• INSTRUCTIONS FOR THE TASK: All of the data is to be copied word for word.

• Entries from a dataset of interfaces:

***

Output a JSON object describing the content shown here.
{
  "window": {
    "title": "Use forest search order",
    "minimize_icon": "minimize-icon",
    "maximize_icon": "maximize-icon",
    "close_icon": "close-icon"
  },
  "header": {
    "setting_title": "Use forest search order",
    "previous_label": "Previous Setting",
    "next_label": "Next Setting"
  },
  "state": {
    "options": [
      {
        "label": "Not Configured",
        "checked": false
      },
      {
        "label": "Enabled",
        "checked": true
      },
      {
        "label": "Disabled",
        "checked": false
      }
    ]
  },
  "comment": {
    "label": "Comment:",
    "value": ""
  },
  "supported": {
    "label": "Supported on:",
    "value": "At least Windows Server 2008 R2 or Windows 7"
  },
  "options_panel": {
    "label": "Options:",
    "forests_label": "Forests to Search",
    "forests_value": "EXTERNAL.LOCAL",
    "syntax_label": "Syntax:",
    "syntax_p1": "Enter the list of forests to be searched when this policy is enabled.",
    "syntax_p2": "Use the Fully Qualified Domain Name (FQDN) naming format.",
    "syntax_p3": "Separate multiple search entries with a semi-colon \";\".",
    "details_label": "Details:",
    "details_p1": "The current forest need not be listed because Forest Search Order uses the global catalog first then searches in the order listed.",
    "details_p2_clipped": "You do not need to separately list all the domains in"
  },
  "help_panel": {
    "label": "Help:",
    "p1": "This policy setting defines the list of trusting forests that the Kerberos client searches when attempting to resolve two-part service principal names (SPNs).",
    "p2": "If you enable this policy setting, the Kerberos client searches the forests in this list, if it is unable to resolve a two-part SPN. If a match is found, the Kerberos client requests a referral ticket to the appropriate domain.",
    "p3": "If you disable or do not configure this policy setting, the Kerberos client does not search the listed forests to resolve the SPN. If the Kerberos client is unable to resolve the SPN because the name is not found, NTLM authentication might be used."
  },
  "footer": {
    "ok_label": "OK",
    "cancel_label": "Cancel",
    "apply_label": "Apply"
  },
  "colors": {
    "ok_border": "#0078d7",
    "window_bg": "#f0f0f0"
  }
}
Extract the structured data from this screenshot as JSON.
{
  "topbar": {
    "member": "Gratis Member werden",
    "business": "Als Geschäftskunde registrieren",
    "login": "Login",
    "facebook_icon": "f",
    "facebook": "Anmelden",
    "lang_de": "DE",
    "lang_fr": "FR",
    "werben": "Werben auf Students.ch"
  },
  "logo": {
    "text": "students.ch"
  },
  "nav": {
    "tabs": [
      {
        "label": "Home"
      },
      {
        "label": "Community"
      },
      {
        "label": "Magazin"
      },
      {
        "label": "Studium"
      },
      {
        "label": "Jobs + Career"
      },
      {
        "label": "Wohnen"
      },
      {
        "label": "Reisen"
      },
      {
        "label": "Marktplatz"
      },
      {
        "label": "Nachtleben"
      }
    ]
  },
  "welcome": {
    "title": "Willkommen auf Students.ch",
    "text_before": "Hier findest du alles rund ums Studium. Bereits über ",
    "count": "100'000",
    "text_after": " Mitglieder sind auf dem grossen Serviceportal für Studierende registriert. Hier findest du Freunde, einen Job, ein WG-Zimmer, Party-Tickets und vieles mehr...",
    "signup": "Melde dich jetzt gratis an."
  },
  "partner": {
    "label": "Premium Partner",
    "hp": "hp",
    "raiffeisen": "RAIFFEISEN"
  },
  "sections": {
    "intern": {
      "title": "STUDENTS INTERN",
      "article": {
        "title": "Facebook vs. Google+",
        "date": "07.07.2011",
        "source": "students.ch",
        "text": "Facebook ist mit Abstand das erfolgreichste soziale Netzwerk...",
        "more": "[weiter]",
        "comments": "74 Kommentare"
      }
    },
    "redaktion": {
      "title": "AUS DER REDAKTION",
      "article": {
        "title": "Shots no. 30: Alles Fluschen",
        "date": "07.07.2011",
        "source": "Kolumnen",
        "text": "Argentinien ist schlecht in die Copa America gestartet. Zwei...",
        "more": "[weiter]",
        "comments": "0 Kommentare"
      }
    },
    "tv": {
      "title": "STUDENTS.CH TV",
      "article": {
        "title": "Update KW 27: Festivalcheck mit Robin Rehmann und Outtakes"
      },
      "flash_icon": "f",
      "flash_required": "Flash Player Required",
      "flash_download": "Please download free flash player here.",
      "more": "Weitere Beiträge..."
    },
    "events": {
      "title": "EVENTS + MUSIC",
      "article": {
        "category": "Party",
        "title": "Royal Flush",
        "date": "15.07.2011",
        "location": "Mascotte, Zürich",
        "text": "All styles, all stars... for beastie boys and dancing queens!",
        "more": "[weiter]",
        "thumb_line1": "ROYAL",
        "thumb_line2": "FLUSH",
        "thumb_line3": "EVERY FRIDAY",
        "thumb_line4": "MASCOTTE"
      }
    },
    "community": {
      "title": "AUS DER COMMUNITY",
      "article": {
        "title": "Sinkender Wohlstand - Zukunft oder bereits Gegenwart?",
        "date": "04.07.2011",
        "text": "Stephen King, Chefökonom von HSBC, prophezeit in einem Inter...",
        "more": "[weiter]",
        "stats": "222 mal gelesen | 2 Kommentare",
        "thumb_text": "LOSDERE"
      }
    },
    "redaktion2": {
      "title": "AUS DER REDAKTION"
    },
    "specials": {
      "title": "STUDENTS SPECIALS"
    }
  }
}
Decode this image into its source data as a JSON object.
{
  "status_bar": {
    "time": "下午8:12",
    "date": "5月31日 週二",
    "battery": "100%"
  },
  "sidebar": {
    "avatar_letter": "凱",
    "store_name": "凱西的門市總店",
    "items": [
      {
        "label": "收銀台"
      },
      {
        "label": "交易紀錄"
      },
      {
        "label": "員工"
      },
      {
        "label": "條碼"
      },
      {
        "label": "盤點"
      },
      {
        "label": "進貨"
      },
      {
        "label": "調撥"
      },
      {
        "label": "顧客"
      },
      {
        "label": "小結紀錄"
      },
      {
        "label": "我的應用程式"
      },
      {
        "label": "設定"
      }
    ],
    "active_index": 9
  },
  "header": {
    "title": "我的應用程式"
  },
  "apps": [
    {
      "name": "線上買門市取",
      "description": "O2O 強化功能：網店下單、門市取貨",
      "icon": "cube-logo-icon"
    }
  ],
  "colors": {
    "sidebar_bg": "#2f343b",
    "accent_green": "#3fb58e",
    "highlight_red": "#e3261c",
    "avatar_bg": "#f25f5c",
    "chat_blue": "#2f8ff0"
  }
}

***

• YOUR SOLUTION:
Output a JSON object describing the content shown here.
{
  "window": {
    "title": "Use forest search order",
    "minimize_icon": "minimize-icon",
    "maximize_icon": "maximize-icon",
    "close_icon": "close-icon"
  },
  "header": {
    "setting_title": "Use forest search order",
    "previous_label": "Previous Setting",
    "next_label": "Next Setting"
  },
  "state": {
    "options": [
      {
        "label": "Not Configured",
        "checked": false
      },
      {
        "label": "Enabled",
        "checked": true
      },
      {
        "label": "Disabled",
        "checked": false
      }
    ]
  },
  "comment": {
    "label": "Comment:",
    "value": ""
  },
  "supported": {
    "label": "Supported on:",
    "value": "At least Windows Server 2008 R2 or Windows 7"
  },
  "options_panel": {
    "label": "Options:",
    "forests_label": "Forests to Search",
    "forests_value": "EXTERNAL.LOCAL",
    "syntax_label": "Syntax:",
    "syntax_p1": "Enter the list of forests to be searched when this policy is enabled.",
    "syntax_p2": "Use the Fully Qualified Domain Name (FQDN) naming format.",
    "syntax_p3": "Separate multiple search entries with a semi-colon \";\".",
    "details_label": "Details:",
    "details_p1": "The current forest need not be listed because Forest Search Order uses the global catalog first then searches in the order listed.",
    "details_p2_clipped": "You do not need to separately list all the domains in"
  },
  "help_panel": {
    "label": "Help:",
    "p1": "This policy setting defines the list of trusting forests that the Kerberos client searches when attempting to resolve two-part service principal names (SPNs).",
    "p2": "If you enable this policy setting, the Kerberos client searches the forests in this list, if it is unable to resolve a two-part SPN. If a match is found, the Kerberos client requests a referral ticket to the appropriate domain.",
    "p3": "If you disable or do not configure this policy setting, the Kerberos client does not search the listed forests to resolve the SPN. If the Kerberos client is unable to resolve the SPN because the name is not found, NTLM authentication might be used."
  },
  "footer": {
    "ok_label": "OK",
    "cancel_label": "Cancel",
    "apply_label": "Apply"
  },
  "colors": {
    "ok_border": "#0078d7",
    "window_bg": "#f0f0f0"
  }
}
Extract the structured data from this screenshot as JSON.
{
  "topbar": {
    "member": "Gratis Member werden",
    "business": "Als Geschäftskunde registrieren",
    "login": "Login",
    "facebook_icon": "f",
    "facebook": "Anmelden",
    "lang_de": "DE",
    "lang_fr": "FR",
    "werben": "Werben auf Students.ch"
  },
  "logo": {
    "text": "students.ch"
  },
  "nav": {
    "tabs": [
      {
        "label": "Home"
      },
      {
        "label": "Community"
      },
      {
        "label": "Magazin"
      },
      {
        "label": "Studium"
      },
      {
        "label": "Jobs + Career"
      },
      {
        "label": "Wohnen"
      },
      {
        "label": "Reisen"
      },
      {
        "label": "Marktplatz"
      },
      {
        "label": "Nachtleben"
      }
    ]
  },
  "welcome": {
    "title": "Willkommen auf Students.ch",
    "text_before": "Hier findest du alles rund ums Studium. Bereits über ",
    "count": "100'000",
    "text_after": " Mitglieder sind auf dem grossen Serviceportal für Studierende registriert. Hier findest du Freunde, einen Job, ein WG-Zimmer, Party-Tickets und vieles mehr...",
    "signup": "Melde dich jetzt gratis an."
  },
  "partner": {
    "label": "Premium Partner",
    "hp": "hp",
    "raiffeisen": "RAIFFEISEN"
  },
  "sections": {
    "intern": {
      "title": "STUDENTS INTERN",
      "article": {
        "title": "Facebook vs. Google+",
        "date": "07.07.2011",
        "source": "students.ch",
        "text": "Facebook ist mit Abstand das erfolgreichste soziale Netzwerk...",
        "more": "[weiter]",
        "comments": "74 Kommentare"
      }
    },
    "redaktion": {
      "title": "AUS DER REDAKTION",
      "article": {
        "title": "Shots no. 30: Alles Fluschen",
        "date": "07.07.2011",
        "source": "Kolumnen",
        "text": "Argentinien ist schlecht in die Copa America gestartet. Zwei...",
        "more": "[weiter]",
        "comments": "0 Kommentare"
      }
    },
    "tv": {
      "title": "STUDENTS.CH TV",
      "article": {
        "title": "Update KW 27: Festivalcheck mit Robin Rehmann und Outtakes"
      },
      "flash_icon": "f",
      "flash_required": "Flash Player Required",
      "flash_download": "Please download free flash player here.",
      "more": "Weitere Beiträge..."
    },
    "events": {
      "title": "EVENTS + MUSIC",
      "article": {
        "category": "Party",
        "title": "Royal Flush",
        "date": "15.07.2011",
        "location": "Mascotte, Zürich",
        "text": "All styles, all stars... for beastie boys and dancing queens!",
        "more": "[weiter]",
        "thumb_line1": "ROYAL",
        "thumb_line2": "FLUSH",
        "thumb_line3": "EVERY FRIDAY",
        "thumb_line4": "MASCOTTE"
      }
    },
    "community": {
      "title": "AUS DER COMMUNITY",
      "article": {
        "title": "Sinkender Wohlstand - Zukunft oder bereits Gegenwart?",
        "date": "04.07.2011",
        "text": "Stephen King, Chefökonom von HSBC, prophezeit in einem Inter...",
        "more": "[weiter]",
        "stats": "222 mal gelesen | 2 Kommentare",
        "thumb_text": "LOSDERE"
      }
    },
    "redaktion2": {
      "title": "AUS DER REDAKTION"
    },
    "specials": {
      "title": "STUDENTS SPECIALS"
    }
  }
}
Decode this image into its source data as a JSON object.
{
  "status_bar": {
    "time": "下午8:12",
    "date": "5月31日 週二",
    "battery": "100%"
  },
  "sidebar": {
    "avatar_letter": "凱",
    "store_name": "凱西的門市總店",
    "items": [
      {
        "label": "收銀台"
      },
      {
        "label": "交易紀錄"
      },
      {
        "label": "員工"
      },
      {
        "label": "條碼"
      },
      {
        "label": "盤點"
      },
      {
        "label": "進貨"
      },
      {
        "label": "調撥"
      },
      {
        "label": "顧客"
      },
      {
        "label": "小結紀錄"
      },
      {
        "label": "我的應用程式"
      },
      {
        "label": "設定"
      }
    ],
    "active_index": 9
  },
  "header": {
    "title": "我的應用程式"
  },
  "apps": [
    {
      "name": "線上買門市取",
      "description": "O2O 強化功能：網店下單、門市取貨",
      "icon": "cube-logo-icon"
    }
  ],
  "colors": {
    "sidebar_bg": "#2f343b",
    "accent_green": "#3fb58e",
    "highlight_red": "#e3261c",
    "avatar_bg": "#f25f5c",
    "chat_blue": "#2f8ff0"
  }
}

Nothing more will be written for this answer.